The Old Sailor:
True is the tale that I tell of my travels
Sing of my seafaring sorrows and woes;
Hunger and hardship's heaviest burdens,
Tempest and terrible toil of the deep,
Daily I've borne on the deck of my boat
Fearful the welter of waves that encompassed me,
Watching at night on the narrow bow,
As she drove by the rocks, and drenched me with spray.
Fast to the deck my feet were frozen,
Gripped by the cold, while care's hot surges
My heart o'erwhelmed, and hunger's pangs
Sapped the strength of my sea-weary spirit.
Little he knows whose lot is happy,
Who lives at ease in the lap of the earth,
How, sick at heart, o'er icy seas,
Wretched I ranged the winter through,
Bare of joys, and banished from friends,
Hung with icicles, stung by hail-stones.
Nought I heard but the hollow boom
Of wintry waves, or the wild swan's whoop.
For singing I had the solan's scream;
For peals of laughter, the yelp of the seal;
The sea-mew's cry, for the mirth of the mead-hall.
Shrill through the roar of the shrieking gale
Lashing along the sea-cliff's edge,
Pierces the ice-plumed petrel's defiance,
And the wet-winged eagle's answering scream.
Little he dreams that drinks life's pleasure,
By danger untouched in the shelter of towns
Insolent and wine-proud, how utterly weary

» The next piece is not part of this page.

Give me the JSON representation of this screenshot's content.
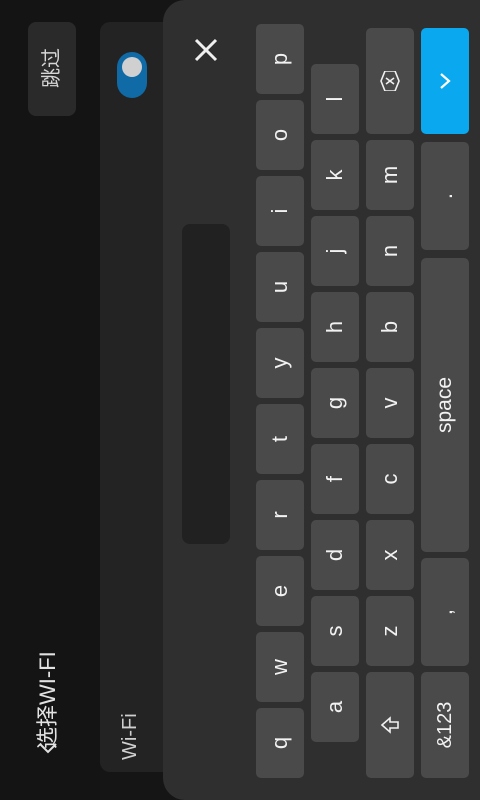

Oft I wintered on open seas.
Night fell black, from the north it snowed
Harvest of hail.